It had become a routine in the last few months. He would leave the station, and instead of turning left, he would turn right. It was a small change, really. He was still going to flop onto a couch, watch television, read, drink, play his guitar. The only difference was that he turned right. Well, that wasn't quite true. When he turned right, the couch was a bit warmer and more comfortable. The television was turned up louder, and was infinitely more interesting (though less often attended to). There were two beers on the table instead of one. When he played his guitar, someone listened, and he actually cared if one or two of its strings were out of tune.

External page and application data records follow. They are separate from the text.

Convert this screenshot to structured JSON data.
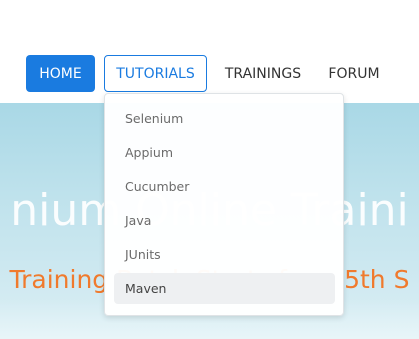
{
  "nav": {
    "items": [
      {
        "label": "HOME"
      },
      {
        "label": "TUTORIALS"
      },
      {
        "label": "TRAININGS"
      },
      {
        "label": "FORUM"
      }
    ]
  },
  "dropdown": {
    "items": [
      {
        "label": "Selenium"
      },
      {
        "label": "Appium"
      },
      {
        "label": "Cucumber"
      },
      {
        "label": "Java"
      },
      {
        "label": "JUnits"
      },
      {
        "label": "Maven"
      }
    ],
    "highlighted": "Maven"
  },
  "hero": {
    "title": "nium Online Traini",
    "subtitle": "Training Batch Starts from 5th S"
  },
  "colors": {
    "accent": "#1a7be0",
    "subtitle": "#f07a2d"
  }
}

It was never properly acknowledged, when he started to turn right. It just happened easily, slid into being without comment, like a cloud drifting ever so slightly over to reveal the moon. Suddenly there was light, and that was the way it was, and had it ever really been different? They had always been this way, unconsciously crammed to just one half of the couch but fitting perfectly anyway, as he read aloud instead of silently, and occasionally had to explain the meanings of words, digressing into historical context as he went along, earning looks that were fonder than they weren't, notwithstanding the obligatory eye-rolls. He took those teasing glances as payment, returning cheeky grins of his own, until one or both of them declared the book a bore, or got distracted by a word, or two, or three, and they ended up in a heated debate on some issue or another, or leaping up with sudden clarity to announce a perfectly plausible motive for murder, and of course it was the aunt who did it, leaving the book forgotten on the table between their beers.

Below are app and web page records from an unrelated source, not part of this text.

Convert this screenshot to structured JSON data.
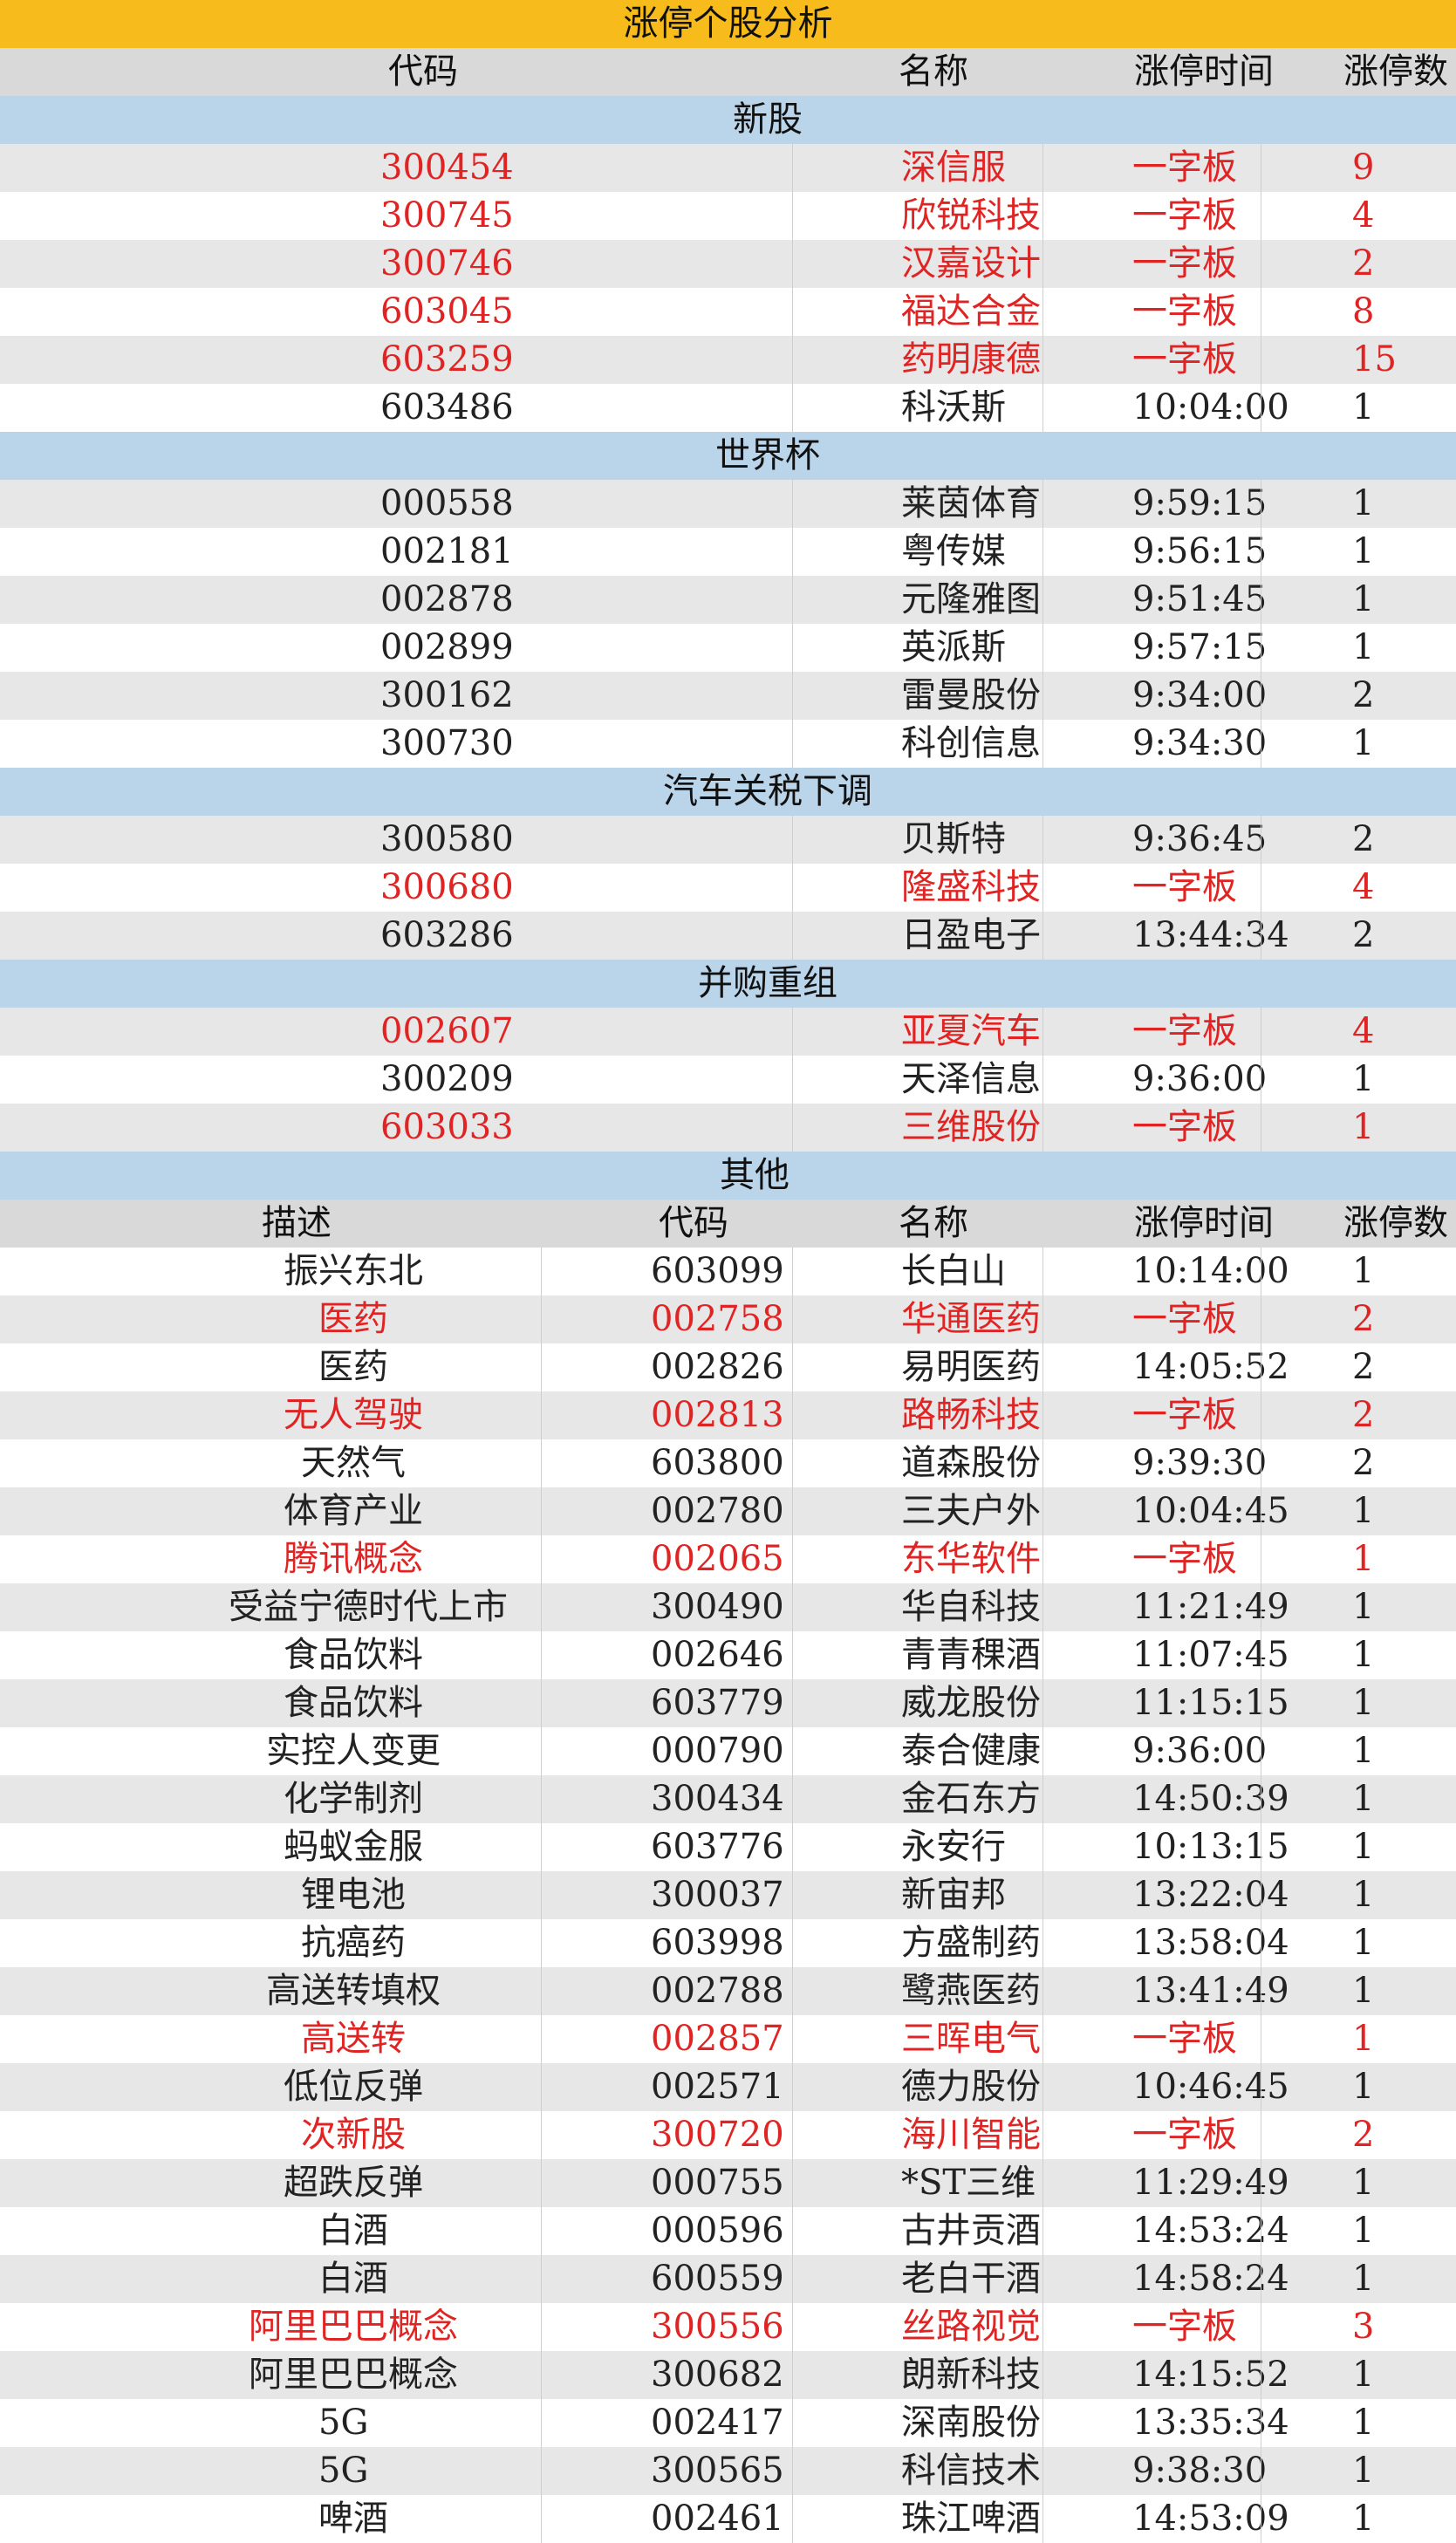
{
  "title": "涨停个股分析",
  "header1": {
    "code": "代码",
    "name": "名称",
    "time": "涨停时间",
    "count": "涨停数"
  },
  "header2": {
    "desc": "描述",
    "code": "代码",
    "name": "名称",
    "time": "涨停时间",
    "count": "涨停数"
  },
  "groups": [
    {
      "title": "新股",
      "rows": [
        {
          "code": "300454",
          "name": "深信服",
          "time": "一字板",
          "count": "9",
          "red": true
        },
        {
          "code": "300745",
          "name": "欣锐科技",
          "time": "一字板",
          "count": "4",
          "red": true
        },
        {
          "code": "300746",
          "name": "汉嘉设计",
          "time": "一字板",
          "count": "2",
          "red": true
        },
        {
          "code": "603045",
          "name": "福达合金",
          "time": "一字板",
          "count": "8",
          "red": true
        },
        {
          "code": "603259",
          "name": "药明康德",
          "time": "一字板",
          "count": "15",
          "red": true
        },
        {
          "code": "603486",
          "name": "科沃斯",
          "time": "10:04:00",
          "count": "1",
          "red": false
        }
      ]
    },
    {
      "title": "世界杯",
      "rows": [
        {
          "code": "000558",
          "name": "莱茵体育",
          "time": "9:59:15",
          "count": "1",
          "red": false
        },
        {
          "code": "002181",
          "name": "粤传媒",
          "time": "9:56:15",
          "count": "1",
          "red": false
        },
        {
          "code": "002878",
          "name": "元隆雅图",
          "time": "9:51:45",
          "count": "1",
          "red": false
        },
        {
          "code": "002899",
          "name": "英派斯",
          "time": "9:57:15",
          "count": "1",
          "red": false
        },
        {
          "code": "300162",
          "name": "雷曼股份",
          "time": "9:34:00",
          "count": "2",
          "red": false
        },
        {
          "code": "300730",
          "name": "科创信息",
          "time": "9:34:30",
          "count": "1",
          "red": false
        }
      ]
    },
    {
      "title": "汽车关税下调",
      "rows": [
        {
          "code": "300580",
          "name": "贝斯特",
          "time": "9:36:45",
          "count": "2",
          "red": false
        },
        {
          "code": "300680",
          "name": "隆盛科技",
          "time": "一字板",
          "count": "4",
          "red": true
        },
        {
          "code": "603286",
          "name": "日盈电子",
          "time": "13:44:34",
          "count": "2",
          "red": false
        }
      ]
    },
    {
      "title": "并购重组",
      "rows": [
        {
          "code": "002607",
          "name": "亚夏汽车",
          "time": "一字板",
          "count": "4",
          "red": true
        },
        {
          "code": "300209",
          "name": "天泽信息",
          "time": "9:36:00",
          "count": "1",
          "red": false
        },
        {
          "code": "603033",
          "name": "三维股份",
          "time": "一字板",
          "count": "1",
          "red": true
        }
      ]
    }
  ],
  "other": {
    "title": "其他",
    "rows": [
      {
        "desc": "振兴东北",
        "code": "603099",
        "name": "长白山",
        "time": "10:14:00",
        "count": "1",
        "red": false
      },
      {
        "desc": "医药",
        "code": "002758",
        "name": "华通医药",
        "time": "一字板",
        "count": "2",
        "red": true
      },
      {
        "desc": "医药",
        "code": "002826",
        "name": "易明医药",
        "time": "14:05:52",
        "count": "2",
        "red": false
      },
      {
        "desc": "无人驾驶",
        "code": "002813",
        "name": "路畅科技",
        "time": "一字板",
        "count": "2",
        "red": true
      },
      {
        "desc": "天然气",
        "code": "603800",
        "name": "道森股份",
        "time": "9:39:30",
        "count": "2",
        "red": false
      },
      {
        "desc": "体育产业",
        "code": "002780",
        "name": "三夫户外",
        "time": "10:04:45",
        "count": "1",
        "red": false
      },
      {
        "desc": "腾讯概念",
        "code": "002065",
        "name": "东华软件",
        "time": "一字板",
        "count": "1",
        "red": true
      },
      {
        "desc": "受益宁德时代上市",
        "code": "300490",
        "name": "华自科技",
        "time": "11:21:49",
        "count": "1",
        "red": false
      },
      {
        "desc": "食品饮料",
        "code": "002646",
        "name": "青青稞酒",
        "time": "11:07:45",
        "count": "1",
        "red": false
      },
      {
        "desc": "食品饮料",
        "code": "603779",
        "name": "威龙股份",
        "time": "11:15:15",
        "count": "1",
        "red": false
      },
      {
        "desc": "实控人变更",
        "code": "000790",
        "name": "泰合健康",
        "time": "9:36:00",
        "count": "1",
        "red": false
      },
      {
        "desc": "化学制剂",
        "code": "300434",
        "name": "金石东方",
        "time": "14:50:39",
        "count": "1",
        "red": false
      },
      {
        "desc": "蚂蚁金服",
        "code": "603776",
        "name": "永安行",
        "time": "10:13:15",
        "count": "1",
        "red": false
      },
      {
        "desc": "锂电池",
        "code": "300037",
        "name": "新宙邦",
        "time": "13:22:04",
        "count": "1",
        "red": false
      },
      {
        "desc": "抗癌药",
        "code": "603998",
        "name": "方盛制药",
        "time": "13:58:04",
        "count": "1",
        "red": false
      },
      {
        "desc": "高送转填权",
        "code": "002788",
        "name": "鹭燕医药",
        "time": "13:41:49",
        "count": "1",
        "red": false
      },
      {
        "desc": "高送转",
        "code": "002857",
        "name": "三晖电气",
        "time": "一字板",
        "count": "1",
        "red": true
      },
      {
        "desc": "低位反弹",
        "code": "002571",
        "name": "德力股份",
        "time": "10:46:45",
        "count": "1",
        "red": false
      },
      {
        "desc": "次新股",
        "code": "300720",
        "name": "海川智能",
        "time": "一字板",
        "count": "2",
        "red": true
      },
      {
        "desc": "超跌反弹",
        "code": "000755",
        "name": "*ST三维",
        "time": "11:29:49",
        "count": "1",
        "red": false
      },
      {
        "desc": "白酒",
        "code": "000596",
        "name": "古井贡酒",
        "time": "14:53:24",
        "count": "1",
        "red": false
      },
      {
        "desc": "白酒",
        "code": "600559",
        "name": "老白干酒",
        "time": "14:58:24",
        "count": "1",
        "red": false
      },
      {
        "desc": "阿里巴巴概念",
        "code": "300556",
        "name": "丝路视觉",
        "time": "一字板",
        "count": "3",
        "red": true
      },
      {
        "desc": "阿里巴巴概念",
        "code": "300682",
        "name": "朗新科技",
        "time": "14:15:52",
        "count": "1",
        "red": false
      },
      {
        "desc": "5G",
        "code": "002417",
        "name": "深南股份",
        "time": "13:35:34",
        "count": "1",
        "red": false
      },
      {
        "desc": "5G",
        "code": "300565",
        "name": "科信技术",
        "time": "9:38:30",
        "count": "1",
        "red": false
      },
      {
        "desc": "啤酒",
        "code": "002461",
        "name": "珠江啤酒",
        "time": "14:53:09",
        "count": "1",
        "red": false
      }
    ]
  }
}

It wasn't long, after he began to turn right, that he started to keep his glasses in his car, rather than by his bed. Contacts began to itch at the end of a long day, after all, and he was rarely home until late. It took him far longer than it should have to come to this decision, but he figured he could allow himself some irrationality in this case. He hadn't worn glasses in years, except when he was alone. Soon enough, they too were forgotten, like the book, a nightly fixture of the table by the couch, carefully, quietly placed there when he inevitably fell asleep as he sat with the television on, pulled into pleasant dreams by the warmth of not being alone.